An author speaking at the Carmel Valley Village library caught my eye, so at 9 AM I embarked on a gorgeous drive, heading south from my parent’s house near Monterey over the Laureles Grade and into Carmel Valley. It was clear and warm, with sculpted clouds accentuating the far-flung landscape. Looking at a map, I realized that Carmel Valley Road runs roughly parallel to Highway One: the two roads embrace Los Padres National Forest, so I was viewing the back of the coast range, the back side of Big Sur. No wonder it was fabulous. Winter rains have left the grasslands brilliantly verdant and wildflowers are beginning to bloom. An orchard of still-dormant, gnarled mossy trees rose above a blanket of mustard flowers. Rugged mountains (yes! over 4,500 feet) soared up from the valley floor, a patchwork of oak and scrubland and rock and meadow.

It reminded me of Malibu: the wild terrain tamed by a few roads, the panoramic views, the multi-million dollar homes. It seems like the immense wealth actually does infuse the air out there–I could smell it and taste it. Wineries, horses, tennis courts, and those palacial houses, scattered in the wilderness. Vanity vineyards–small residential plots of grapes–dot the terrain. A store displayed statuary of a massive scale: marble columns, enormous fountains, carved animals.

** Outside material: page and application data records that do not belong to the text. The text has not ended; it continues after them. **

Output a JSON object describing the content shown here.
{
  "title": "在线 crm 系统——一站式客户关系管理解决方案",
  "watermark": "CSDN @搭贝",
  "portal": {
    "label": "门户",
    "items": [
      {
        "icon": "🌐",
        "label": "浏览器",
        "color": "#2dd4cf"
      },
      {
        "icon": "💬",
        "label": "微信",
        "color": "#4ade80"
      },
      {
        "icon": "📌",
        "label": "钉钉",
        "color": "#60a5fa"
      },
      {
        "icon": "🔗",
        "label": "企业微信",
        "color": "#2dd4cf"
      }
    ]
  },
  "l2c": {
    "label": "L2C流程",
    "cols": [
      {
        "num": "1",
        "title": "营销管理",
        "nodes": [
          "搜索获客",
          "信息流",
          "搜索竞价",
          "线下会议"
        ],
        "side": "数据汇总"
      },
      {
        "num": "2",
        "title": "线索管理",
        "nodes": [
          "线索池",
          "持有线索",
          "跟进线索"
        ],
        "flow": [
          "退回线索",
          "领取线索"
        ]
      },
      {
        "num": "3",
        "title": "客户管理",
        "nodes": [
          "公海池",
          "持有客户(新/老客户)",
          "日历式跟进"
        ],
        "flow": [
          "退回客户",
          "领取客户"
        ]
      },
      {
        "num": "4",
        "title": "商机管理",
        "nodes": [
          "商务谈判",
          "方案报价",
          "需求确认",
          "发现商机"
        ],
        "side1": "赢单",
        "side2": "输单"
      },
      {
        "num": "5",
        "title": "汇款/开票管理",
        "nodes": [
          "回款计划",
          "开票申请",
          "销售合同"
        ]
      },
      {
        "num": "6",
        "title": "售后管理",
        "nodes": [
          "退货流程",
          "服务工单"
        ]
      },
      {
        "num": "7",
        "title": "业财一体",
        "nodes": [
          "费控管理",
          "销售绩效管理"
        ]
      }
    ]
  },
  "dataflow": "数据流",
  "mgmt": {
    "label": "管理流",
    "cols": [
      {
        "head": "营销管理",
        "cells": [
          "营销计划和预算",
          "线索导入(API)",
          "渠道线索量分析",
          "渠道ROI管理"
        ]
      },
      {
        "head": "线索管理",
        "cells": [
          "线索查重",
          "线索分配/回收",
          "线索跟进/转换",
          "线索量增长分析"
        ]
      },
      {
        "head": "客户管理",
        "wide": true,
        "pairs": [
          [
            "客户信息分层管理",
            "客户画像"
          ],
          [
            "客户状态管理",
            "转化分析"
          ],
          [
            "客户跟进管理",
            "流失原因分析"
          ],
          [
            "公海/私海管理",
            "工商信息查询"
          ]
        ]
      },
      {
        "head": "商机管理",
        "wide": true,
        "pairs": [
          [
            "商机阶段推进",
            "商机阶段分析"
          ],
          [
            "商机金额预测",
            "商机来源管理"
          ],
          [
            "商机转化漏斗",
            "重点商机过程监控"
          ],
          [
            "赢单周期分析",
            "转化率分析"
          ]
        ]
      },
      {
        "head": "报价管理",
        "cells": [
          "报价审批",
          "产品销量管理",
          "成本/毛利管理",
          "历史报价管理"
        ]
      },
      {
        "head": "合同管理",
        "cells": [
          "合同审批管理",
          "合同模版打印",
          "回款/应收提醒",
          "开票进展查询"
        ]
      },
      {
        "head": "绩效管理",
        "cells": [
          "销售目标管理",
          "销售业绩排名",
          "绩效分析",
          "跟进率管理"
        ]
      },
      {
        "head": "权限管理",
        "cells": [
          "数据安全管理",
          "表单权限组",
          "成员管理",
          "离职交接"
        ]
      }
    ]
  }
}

All the rampant wealth notwithstanding, it’s a place of rapturous beauty on a spring day. After the library event, I strolled, I had a coffee, I popped into a few stores and then concluded with… a spontaneous photo safari! Mix is a store with a couple of acres devoted to large-scale imports for the garden from Southeast Asia. After a recent photography workshop, I was eager to try some of my new tricks on their photogenic merchandise.

An hour of photography, half an hour from home, was a low-budget vacation. It was the sense of leisure, more than the activities, that I carved out of a pedestrian Saturday morning that left me feeling refreshed and transported, having had a brief window into the lives of folks just over the hill, in a destination predictably embraced by the Beautiful People.

Danes Love Ice Cream!

AK trip May 2006 denmark 1 084

At last, I begin a blog. Here I will share my experiences eating & traveling, locally and abroad. Enjoy!

In my signature photo at the top, I’m fondling a giant ice cream cone in Copenhagen in May 2006. Danes are said to eat more ice cream per capita than any other nation, and Denmark is the source of the celebrated giant freshly made waffle cone. A special treat is the so-called “Americaner” (a random name–I’m sure it got its name before my brother and I became addicted to it) which is composed of several assorted scoops of ice cream in a big waffle cone, topped with whipped cream and strawberry sauce, and crowned with a flodeball.


A flodeball is another beloved Danish delicacy: a thin wafer cookie piled high with soft marshmallow-y meringue and coated with chocolate. Exhibit B, below. My brother Ken is diving into one purchased from the confectioners counter in Magasin, the Nordstoms of Denmark. Flodeballer are also available in molded plastic clamshell 6-packs from the grocery store: a fraction of the cost and quality of the version seen below, but still beloved.

My aunt in Denmark used to have two golden retrievers, Bonnie and Olford. On the dogs’ birthdays, my grandmother would come over with a 6-pack of flodeballer and feed them to the dogs one by one. Lucky dogs! And when she’d fly to LA to visit us, she always managed to bring 6 or 12 of the treats carry-on for the poor deprived American grandchildren to enjoy. Lucky us!